Its that time of the year, the day before the day before a holiday. Always that moment, that day when the corporate world explodes/implodes and we are there with open phone lines, sharp pencils and multitaskability to help them all to get out of the office for their breaks which sometimes manifests itself in my not having a very happy holiday (read working). We are holding steady. Eleventh hour, we need to see this, then, now...and then...A bit of hair ripping. But, I am typing this while the postscript files are saved out.

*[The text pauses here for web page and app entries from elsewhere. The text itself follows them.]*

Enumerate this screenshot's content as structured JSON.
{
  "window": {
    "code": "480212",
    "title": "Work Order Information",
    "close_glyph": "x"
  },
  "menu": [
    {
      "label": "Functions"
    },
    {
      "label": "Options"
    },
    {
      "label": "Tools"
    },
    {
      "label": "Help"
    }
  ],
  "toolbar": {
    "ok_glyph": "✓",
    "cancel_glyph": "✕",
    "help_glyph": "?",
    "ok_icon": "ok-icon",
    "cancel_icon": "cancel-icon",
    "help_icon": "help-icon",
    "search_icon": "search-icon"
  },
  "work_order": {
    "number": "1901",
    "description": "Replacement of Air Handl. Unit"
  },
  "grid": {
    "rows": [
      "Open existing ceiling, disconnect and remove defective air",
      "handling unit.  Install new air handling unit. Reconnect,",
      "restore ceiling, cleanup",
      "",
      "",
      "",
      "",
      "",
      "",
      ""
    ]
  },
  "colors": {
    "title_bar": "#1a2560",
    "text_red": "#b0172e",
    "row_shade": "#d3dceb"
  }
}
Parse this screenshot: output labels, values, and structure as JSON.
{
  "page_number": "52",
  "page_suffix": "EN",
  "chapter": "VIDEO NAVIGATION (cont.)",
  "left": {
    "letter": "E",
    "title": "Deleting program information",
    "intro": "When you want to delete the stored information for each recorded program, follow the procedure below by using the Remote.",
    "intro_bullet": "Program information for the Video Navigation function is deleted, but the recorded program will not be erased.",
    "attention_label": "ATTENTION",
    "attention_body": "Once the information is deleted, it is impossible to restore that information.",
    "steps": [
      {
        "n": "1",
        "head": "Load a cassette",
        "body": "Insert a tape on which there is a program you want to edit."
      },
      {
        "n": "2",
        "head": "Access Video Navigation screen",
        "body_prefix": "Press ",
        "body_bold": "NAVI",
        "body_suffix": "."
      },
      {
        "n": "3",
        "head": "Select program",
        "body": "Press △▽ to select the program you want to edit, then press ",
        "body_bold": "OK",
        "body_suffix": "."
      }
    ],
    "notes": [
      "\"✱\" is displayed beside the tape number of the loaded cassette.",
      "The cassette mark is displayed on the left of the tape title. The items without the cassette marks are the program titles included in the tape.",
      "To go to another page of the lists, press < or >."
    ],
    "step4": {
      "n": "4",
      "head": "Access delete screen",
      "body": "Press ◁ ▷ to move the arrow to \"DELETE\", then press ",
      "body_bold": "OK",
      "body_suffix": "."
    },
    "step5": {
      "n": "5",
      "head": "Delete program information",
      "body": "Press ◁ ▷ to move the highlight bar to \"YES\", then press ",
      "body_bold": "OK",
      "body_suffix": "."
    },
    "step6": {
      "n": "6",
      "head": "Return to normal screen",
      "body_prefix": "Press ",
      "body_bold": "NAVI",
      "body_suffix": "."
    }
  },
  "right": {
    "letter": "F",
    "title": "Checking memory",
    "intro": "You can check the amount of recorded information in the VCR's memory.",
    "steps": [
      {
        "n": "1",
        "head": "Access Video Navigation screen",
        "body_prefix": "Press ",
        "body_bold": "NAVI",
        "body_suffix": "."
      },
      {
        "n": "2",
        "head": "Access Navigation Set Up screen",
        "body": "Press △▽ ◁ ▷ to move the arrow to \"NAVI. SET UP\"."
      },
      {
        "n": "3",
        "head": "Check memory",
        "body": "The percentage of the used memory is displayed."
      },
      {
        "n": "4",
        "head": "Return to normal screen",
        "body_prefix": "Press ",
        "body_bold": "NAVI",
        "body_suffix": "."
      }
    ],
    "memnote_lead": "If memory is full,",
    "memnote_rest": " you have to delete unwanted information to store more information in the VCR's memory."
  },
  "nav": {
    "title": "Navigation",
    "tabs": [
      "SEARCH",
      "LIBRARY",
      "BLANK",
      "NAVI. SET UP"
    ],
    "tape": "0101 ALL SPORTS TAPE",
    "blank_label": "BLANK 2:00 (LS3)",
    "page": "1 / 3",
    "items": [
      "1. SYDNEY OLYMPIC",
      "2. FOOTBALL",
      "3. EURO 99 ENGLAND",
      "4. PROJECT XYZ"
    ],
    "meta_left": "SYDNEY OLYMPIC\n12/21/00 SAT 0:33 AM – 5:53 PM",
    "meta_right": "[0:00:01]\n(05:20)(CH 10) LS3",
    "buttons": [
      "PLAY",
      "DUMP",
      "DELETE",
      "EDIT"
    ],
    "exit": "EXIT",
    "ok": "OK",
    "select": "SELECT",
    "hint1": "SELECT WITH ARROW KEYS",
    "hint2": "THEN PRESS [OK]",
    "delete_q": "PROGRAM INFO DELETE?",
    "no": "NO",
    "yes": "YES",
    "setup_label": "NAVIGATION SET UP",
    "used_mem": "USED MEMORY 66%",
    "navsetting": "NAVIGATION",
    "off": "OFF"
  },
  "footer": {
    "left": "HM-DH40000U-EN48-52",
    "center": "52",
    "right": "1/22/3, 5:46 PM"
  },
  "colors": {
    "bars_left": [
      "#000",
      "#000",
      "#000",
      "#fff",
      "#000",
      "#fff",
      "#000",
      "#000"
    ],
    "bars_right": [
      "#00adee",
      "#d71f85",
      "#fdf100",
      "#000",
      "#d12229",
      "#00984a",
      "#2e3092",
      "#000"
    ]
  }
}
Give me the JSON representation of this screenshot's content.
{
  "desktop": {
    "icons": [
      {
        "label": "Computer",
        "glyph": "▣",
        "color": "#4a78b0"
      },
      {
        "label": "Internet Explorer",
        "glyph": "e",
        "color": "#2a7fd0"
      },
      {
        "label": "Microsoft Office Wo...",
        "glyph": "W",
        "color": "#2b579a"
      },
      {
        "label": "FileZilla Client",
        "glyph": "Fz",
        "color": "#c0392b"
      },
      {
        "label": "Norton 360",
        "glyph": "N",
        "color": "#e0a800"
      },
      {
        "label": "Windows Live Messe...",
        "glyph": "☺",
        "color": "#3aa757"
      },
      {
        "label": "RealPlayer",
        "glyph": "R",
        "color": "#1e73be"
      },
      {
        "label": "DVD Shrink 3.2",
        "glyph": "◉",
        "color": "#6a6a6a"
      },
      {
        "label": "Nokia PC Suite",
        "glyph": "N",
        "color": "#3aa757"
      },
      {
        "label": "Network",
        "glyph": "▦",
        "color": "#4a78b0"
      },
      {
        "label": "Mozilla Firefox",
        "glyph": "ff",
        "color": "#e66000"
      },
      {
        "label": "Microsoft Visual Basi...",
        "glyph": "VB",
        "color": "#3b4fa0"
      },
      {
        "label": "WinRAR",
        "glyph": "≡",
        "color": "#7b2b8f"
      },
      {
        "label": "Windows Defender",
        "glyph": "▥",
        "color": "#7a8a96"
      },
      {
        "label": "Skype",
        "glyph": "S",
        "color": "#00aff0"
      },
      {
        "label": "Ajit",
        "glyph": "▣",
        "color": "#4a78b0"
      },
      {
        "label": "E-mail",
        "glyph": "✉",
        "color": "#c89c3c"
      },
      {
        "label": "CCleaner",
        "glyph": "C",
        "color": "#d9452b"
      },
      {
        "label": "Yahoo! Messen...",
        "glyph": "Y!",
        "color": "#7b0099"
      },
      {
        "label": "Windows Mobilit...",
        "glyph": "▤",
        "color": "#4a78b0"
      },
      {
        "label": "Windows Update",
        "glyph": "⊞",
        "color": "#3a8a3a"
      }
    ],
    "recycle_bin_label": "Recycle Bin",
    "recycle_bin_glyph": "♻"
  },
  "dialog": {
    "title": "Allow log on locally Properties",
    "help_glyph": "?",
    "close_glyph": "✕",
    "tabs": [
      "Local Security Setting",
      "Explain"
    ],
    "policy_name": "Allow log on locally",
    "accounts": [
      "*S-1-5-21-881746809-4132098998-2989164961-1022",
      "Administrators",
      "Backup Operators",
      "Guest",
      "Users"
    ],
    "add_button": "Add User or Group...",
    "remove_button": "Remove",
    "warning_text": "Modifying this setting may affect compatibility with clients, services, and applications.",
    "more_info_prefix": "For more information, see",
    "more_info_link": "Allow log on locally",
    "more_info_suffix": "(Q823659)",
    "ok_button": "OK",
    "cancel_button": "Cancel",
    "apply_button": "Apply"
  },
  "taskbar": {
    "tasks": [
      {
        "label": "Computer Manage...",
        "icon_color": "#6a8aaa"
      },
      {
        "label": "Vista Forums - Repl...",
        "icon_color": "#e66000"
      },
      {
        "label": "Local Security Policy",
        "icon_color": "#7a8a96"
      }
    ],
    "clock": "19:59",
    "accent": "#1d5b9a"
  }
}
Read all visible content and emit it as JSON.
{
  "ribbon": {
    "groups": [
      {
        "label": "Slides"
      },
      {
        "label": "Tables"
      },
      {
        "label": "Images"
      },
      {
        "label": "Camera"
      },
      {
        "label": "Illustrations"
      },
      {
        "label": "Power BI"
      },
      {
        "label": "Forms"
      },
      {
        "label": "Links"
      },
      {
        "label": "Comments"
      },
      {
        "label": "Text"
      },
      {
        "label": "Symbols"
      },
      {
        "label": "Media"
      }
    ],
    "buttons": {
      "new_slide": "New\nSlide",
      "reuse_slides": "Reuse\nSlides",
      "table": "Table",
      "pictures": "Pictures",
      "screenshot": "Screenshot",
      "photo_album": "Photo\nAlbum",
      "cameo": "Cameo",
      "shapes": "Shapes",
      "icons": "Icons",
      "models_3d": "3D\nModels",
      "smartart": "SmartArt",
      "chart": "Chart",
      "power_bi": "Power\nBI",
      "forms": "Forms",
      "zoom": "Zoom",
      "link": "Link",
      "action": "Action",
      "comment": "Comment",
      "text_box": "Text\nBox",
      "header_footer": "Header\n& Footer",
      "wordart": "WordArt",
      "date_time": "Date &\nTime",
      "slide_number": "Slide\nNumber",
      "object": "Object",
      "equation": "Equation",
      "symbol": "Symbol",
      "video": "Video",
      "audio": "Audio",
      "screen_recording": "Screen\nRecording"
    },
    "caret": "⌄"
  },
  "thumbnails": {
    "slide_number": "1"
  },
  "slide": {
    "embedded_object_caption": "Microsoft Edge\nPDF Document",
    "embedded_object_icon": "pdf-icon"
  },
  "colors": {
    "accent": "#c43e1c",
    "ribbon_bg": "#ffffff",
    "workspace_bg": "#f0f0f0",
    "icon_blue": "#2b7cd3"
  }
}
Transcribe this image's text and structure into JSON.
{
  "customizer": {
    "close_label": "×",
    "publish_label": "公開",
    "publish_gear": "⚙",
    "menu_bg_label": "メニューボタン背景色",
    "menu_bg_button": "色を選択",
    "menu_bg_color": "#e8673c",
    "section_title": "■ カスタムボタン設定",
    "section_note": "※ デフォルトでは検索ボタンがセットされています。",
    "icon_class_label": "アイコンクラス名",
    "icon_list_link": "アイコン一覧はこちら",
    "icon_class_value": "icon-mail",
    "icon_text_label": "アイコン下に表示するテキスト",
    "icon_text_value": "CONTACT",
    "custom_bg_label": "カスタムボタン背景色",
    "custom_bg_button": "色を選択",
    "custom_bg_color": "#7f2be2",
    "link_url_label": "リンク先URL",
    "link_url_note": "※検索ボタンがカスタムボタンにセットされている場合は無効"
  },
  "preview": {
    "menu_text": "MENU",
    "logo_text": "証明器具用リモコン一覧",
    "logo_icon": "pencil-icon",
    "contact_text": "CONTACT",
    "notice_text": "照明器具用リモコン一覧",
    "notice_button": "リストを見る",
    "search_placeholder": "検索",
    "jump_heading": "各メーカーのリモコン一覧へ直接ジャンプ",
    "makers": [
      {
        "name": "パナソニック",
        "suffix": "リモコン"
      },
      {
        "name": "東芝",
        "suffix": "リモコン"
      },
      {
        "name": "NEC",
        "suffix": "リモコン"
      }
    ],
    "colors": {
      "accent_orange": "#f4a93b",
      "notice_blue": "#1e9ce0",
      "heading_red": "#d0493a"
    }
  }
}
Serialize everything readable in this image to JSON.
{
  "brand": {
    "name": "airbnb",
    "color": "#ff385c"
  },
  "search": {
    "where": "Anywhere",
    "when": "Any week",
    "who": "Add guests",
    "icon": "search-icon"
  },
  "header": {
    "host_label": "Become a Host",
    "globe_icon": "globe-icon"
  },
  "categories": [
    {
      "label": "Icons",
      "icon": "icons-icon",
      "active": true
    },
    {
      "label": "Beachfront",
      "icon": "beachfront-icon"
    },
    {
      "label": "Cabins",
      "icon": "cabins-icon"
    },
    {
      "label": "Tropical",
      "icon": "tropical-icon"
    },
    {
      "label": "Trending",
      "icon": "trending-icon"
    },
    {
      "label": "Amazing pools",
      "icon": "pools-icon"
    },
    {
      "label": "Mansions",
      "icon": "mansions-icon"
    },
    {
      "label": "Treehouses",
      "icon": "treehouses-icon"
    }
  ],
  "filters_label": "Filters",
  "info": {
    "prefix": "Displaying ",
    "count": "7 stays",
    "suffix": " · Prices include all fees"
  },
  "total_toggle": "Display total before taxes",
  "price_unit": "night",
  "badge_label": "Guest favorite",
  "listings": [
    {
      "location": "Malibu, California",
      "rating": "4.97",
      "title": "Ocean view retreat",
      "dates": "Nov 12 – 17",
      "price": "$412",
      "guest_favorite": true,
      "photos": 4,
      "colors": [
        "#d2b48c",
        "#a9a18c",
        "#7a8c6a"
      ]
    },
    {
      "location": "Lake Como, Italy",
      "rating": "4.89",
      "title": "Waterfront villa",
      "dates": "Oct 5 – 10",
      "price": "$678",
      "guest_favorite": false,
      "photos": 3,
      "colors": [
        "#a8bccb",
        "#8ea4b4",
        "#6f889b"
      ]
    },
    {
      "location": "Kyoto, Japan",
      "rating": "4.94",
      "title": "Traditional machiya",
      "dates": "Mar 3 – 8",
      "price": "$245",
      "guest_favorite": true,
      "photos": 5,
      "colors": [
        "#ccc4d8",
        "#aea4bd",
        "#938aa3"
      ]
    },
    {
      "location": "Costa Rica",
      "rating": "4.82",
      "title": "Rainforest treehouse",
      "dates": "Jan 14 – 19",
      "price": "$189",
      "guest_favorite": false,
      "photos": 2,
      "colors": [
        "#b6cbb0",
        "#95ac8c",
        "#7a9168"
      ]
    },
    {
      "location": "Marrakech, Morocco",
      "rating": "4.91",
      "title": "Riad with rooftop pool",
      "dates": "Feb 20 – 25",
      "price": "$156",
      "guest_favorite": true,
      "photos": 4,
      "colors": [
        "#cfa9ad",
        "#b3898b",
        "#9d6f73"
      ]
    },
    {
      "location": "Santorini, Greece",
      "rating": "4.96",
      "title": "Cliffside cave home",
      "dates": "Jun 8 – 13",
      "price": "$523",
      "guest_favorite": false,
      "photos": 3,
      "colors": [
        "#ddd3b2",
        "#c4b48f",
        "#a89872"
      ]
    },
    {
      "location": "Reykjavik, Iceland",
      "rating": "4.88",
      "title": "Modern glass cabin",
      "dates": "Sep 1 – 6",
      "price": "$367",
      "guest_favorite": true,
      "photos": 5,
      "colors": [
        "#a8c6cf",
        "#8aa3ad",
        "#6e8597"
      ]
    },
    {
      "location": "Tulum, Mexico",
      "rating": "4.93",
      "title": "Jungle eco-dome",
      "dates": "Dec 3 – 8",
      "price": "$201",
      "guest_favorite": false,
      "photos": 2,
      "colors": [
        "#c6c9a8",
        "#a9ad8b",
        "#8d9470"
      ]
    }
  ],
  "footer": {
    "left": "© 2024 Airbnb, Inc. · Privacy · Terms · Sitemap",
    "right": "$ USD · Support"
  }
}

Had a mind bending conversation (all positive) with mentor Murray. He got on the phone and had all sorts of ideas, input and excitement around the image that was posted last Friday ("IF: [Homer's] Opinion).He was so encouraging, so positive, so delighted with this piece--suggesting I get paints out and tint output on watercolor paper. It was such a blast of postivity, my hair hasn't flattened out yet...and I am a bit stunned...trying to get some time tomorrow to output the image and play with color a bit..He wants a bit more of this...and I have been working on the Genesis stuff with a whale that is moving someplace...so it sounds like parallel universes with genesis and fluffy ladies. I have the genesis corrections from NYC (eliminating the goofy white lines that separate the tree from the background, the owl from the background and shifting the background color) and now I need to go here too. No problem. Every step Murray pulls me forward--and the work improves and I keep learning. I keep taking in the conventions as I look and listen to this wonderful educator, kind man and incisive art director and guide. My hubbie is pretty good at this too. But I fight R. I am not allowed to fight Murray (I have almost given up--what will he do?) and each and every thing has value to me. I suggested Dennis Nolan's palette and he suggested John Alcorn's palette. So, Alcorn it is. We will see what happens.
I have been looking at Leo and Diane Dillon's Bradley, Will Bradley, William Morris and Walter Crane. There are some other conventions that come out about illustrating--the ones Murray has pointed up are, to refresh myself:
> women have light and delicate features. minimize or eliminate shadows.
> women have light mouths--do not draw the bottom lip, but suggest it with the shadow under the lip.
> all elements that move away from a trunk or a torso taper (read, arms/legs or branches or octopus tentacles even flower stems...its a good one)
> new understandings:
--sometimes women have tiny, bitsy hands and feet.
--sometimes the figures are almost graphic shapes with the background and foliage doing all the business with the detail insanity. The sheer relief of the plain figure is remarkable and becomes the first thing the eye sees.
--edit while you draw. More is less.
--keep the pen moving and if you worry, photoshop also can erase and edit..
--think dark and light with the page patterning with figures and foliage.
--faces are always almost calligraphic in simplicity. No need to whale on it. Brief for male faces, scanty with women.
Gotta go. Some postscript files are crying.